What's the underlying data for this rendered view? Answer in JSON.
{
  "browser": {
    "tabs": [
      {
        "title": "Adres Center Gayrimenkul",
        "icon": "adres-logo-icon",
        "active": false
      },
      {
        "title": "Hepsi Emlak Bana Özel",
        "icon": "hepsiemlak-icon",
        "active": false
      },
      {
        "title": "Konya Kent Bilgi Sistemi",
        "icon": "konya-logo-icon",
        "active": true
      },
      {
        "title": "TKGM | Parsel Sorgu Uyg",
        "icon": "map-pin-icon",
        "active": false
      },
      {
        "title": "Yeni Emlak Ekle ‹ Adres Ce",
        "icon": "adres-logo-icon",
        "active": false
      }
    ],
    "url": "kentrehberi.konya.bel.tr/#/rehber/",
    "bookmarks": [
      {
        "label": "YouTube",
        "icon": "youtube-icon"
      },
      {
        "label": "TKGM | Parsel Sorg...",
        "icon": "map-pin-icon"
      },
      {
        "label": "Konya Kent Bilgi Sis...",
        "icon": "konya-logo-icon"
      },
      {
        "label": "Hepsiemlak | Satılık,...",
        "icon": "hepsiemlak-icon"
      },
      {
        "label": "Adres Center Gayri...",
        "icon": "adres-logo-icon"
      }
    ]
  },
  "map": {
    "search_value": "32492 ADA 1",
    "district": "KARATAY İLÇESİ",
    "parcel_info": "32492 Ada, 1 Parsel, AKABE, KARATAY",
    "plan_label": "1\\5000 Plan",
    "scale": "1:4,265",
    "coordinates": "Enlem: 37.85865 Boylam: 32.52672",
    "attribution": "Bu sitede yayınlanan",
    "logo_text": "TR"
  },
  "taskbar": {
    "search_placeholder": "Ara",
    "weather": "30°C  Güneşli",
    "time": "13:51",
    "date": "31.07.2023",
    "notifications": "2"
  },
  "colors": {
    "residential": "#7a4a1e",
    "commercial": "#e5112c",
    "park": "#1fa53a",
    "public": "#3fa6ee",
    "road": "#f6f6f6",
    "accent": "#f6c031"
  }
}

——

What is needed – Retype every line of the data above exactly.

Answer section –
What's the underlying data for this rendered view? Answer in JSON.
{
  "browser": {
    "tabs": [
      {
        "title": "Adres Center Gayrimenkul",
        "icon": "adres-logo-icon",
        "active": false
      },
      {
        "title": "Hepsi Emlak Bana Özel",
        "icon": "hepsiemlak-icon",
        "active": false
      },
      {
        "title": "Konya Kent Bilgi Sistemi",
        "icon": "konya-logo-icon",
        "active": true
      },
      {
        "title": "TKGM | Parsel Sorgu Uyg",
        "icon": "map-pin-icon",
        "active": false
      },
      {
        "title": "Yeni Emlak Ekle ‹ Adres Ce",
        "icon": "adres-logo-icon",
        "active": false
      }
    ],
    "url": "kentrehberi.konya.bel.tr/#/rehber/",
    "bookmarks": [
      {
        "label": "YouTube",
        "icon": "youtube-icon"
      },
      {
        "label": "TKGM | Parsel Sorg...",
        "icon": "map-pin-icon"
      },
      {
        "label": "Konya Kent Bilgi Sis...",
        "icon": "konya-logo-icon"
      },
      {
        "label": "Hepsiemlak | Satılık,...",
        "icon": "hepsiemlak-icon"
      },
      {
        "label": "Adres Center Gayri...",
        "icon": "adres-logo-icon"
      }
    ]
  },
  "map": {
    "search_value": "32492 ADA 1",
    "district": "KARATAY İLÇESİ",
    "parcel_info": "32492 Ada, 1 Parsel, AKABE, KARATAY",
    "plan_label": "1\\5000 Plan",
    "scale": "1:4,265",
    "coordinates": "Enlem: 37.85865 Boylam: 32.52672",
    "attribution": "Bu sitede yayınlanan",
    "logo_text": "TR"
  },
  "taskbar": {
    "search_placeholder": "Ara",
    "weather": "30°C  Güneşli",
    "time": "13:51",
    "date": "31.07.2023",
    "notifications": "2"
  },
  "colors": {
    "residential": "#7a4a1e",
    "commercial": "#e5112c",
    "park": "#1fa53a",
    "public": "#3fa6ee",
    "road": "#f6f6f6",
    "accent": "#f6c031"
  }
}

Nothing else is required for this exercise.